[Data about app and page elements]

--- START ---

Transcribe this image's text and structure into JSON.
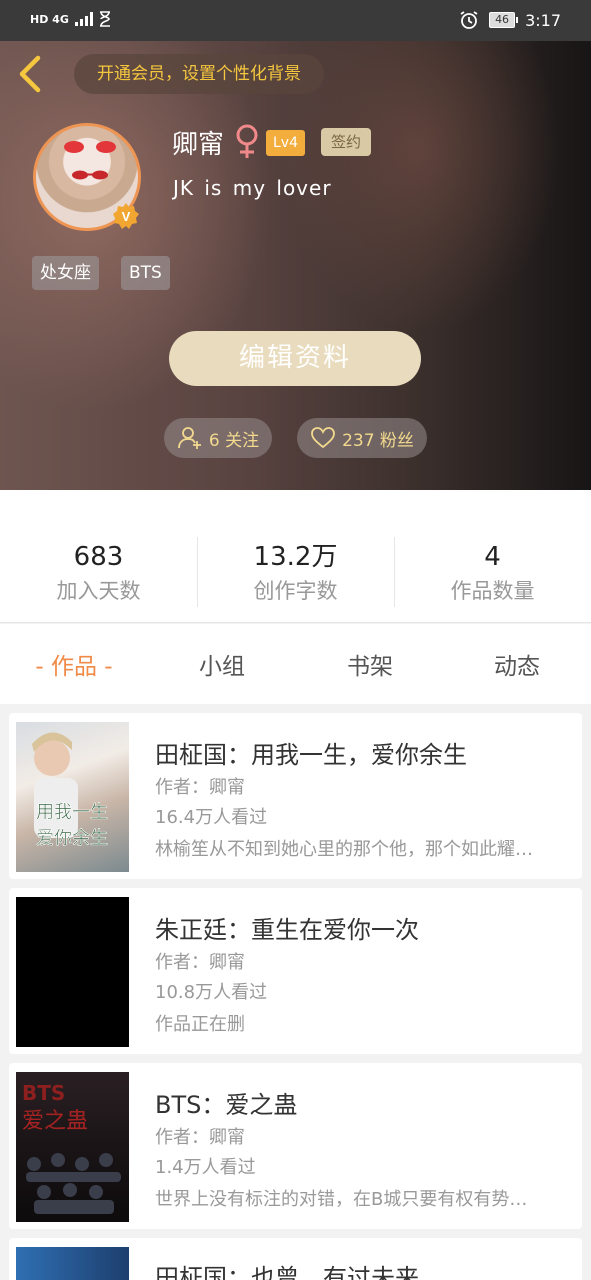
{
  "status_bar": {
    "network": "HD 4G",
    "battery": "46",
    "time": "3:17"
  },
  "header": {
    "vip_banner": "开通会员，设置个性化背景",
    "nickname": "卿甯",
    "gender_symbol": "♀",
    "level": "Lv4",
    "sign_badge": "签约",
    "signature": "JK is my lover",
    "verified_badge": "V",
    "tags": [
      "处女座",
      "BTS"
    ],
    "edit_button": "编辑资料",
    "following": "6 关注",
    "followers": "237 粉丝"
  },
  "stats": [
    {
      "value": "683",
      "label": "加入天数"
    },
    {
      "value": "13.2万",
      "label": "创作字数"
    },
    {
      "value": "4",
      "label": "作品数量"
    }
  ],
  "tabs": [
    {
      "label": "- 作品 -",
      "active": true
    },
    {
      "label": "小组",
      "active": false
    },
    {
      "label": "书架",
      "active": false
    },
    {
      "label": "动态",
      "active": false
    }
  ],
  "books": [
    {
      "title": "田柾国：用我一生，爱你余生",
      "author": "作者：卿甯",
      "views": "16.4万人看过",
      "desc": "林榆笙从不知到她心里的那个他，那个如此耀…",
      "cover_text": "用我一生 爱你余生"
    },
    {
      "title": "朱正廷：重生在爱你一次",
      "author": "作者：卿甯",
      "views": "10.8万人看过",
      "desc": "作品正在删"
    },
    {
      "title": "BTS：爱之蛊",
      "author": "作者：卿甯",
      "views": "1.4万人看过",
      "desc": "世界上没有标注的对错，在B城只要有权有势…",
      "cover_text": "BTS 爱之蛊"
    },
    {
      "title": "田柾国：也曾，有过未来"
    }
  ],
  "colors": {
    "accent": "#f08a47",
    "gold": "#f5c73f",
    "edit_button": "#e9dbbd"
  }
}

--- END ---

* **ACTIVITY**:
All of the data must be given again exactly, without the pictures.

* **EXERCISE RESPONSE**:
Transcribe this image's text and structure into JSON.
{
  "status_bar": {
    "network": "HD 4G",
    "battery": "46",
    "time": "3:17"
  },
  "header": {
    "vip_banner": "开通会员，设置个性化背景",
    "nickname": "卿甯",
    "gender_symbol": "♀",
    "level": "Lv4",
    "sign_badge": "签约",
    "signature": "JK is my lover",
    "verified_badge": "V",
    "tags": [
      "处女座",
      "BTS"
    ],
    "edit_button": "编辑资料",
    "following": "6 关注",
    "followers": "237 粉丝"
  },
  "stats": [
    {
      "value": "683",
      "label": "加入天数"
    },
    {
      "value": "13.2万",
      "label": "创作字数"
    },
    {
      "value": "4",
      "label": "作品数量"
    }
  ],
  "tabs": [
    {
      "label": "- 作品 -",
      "active": true
    },
    {
      "label": "小组",
      "active": false
    },
    {
      "label": "书架",
      "active": false
    },
    {
      "label": "动态",
      "active": false
    }
  ],
  "books": [
    {
      "title": "田柾国：用我一生，爱你余生",
      "author": "作者：卿甯",
      "views": "16.4万人看过",
      "desc": "林榆笙从不知到她心里的那个他，那个如此耀…",
      "cover_text": "用我一生 爱你余生"
    },
    {
      "title": "朱正廷：重生在爱你一次",
      "author": "作者：卿甯",
      "views": "10.8万人看过",
      "desc": "作品正在删"
    },
    {
      "title": "BTS：爱之蛊",
      "author": "作者：卿甯",
      "views": "1.4万人看过",
      "desc": "世界上没有标注的对错，在B城只要有权有势…",
      "cover_text": "BTS 爱之蛊"
    },
    {
      "title": "田柾国：也曾，有过未来"
    }
  ],
  "colors": {
    "accent": "#f08a47",
    "gold": "#f5c73f",
    "edit_button": "#e9dbbd"
  }
}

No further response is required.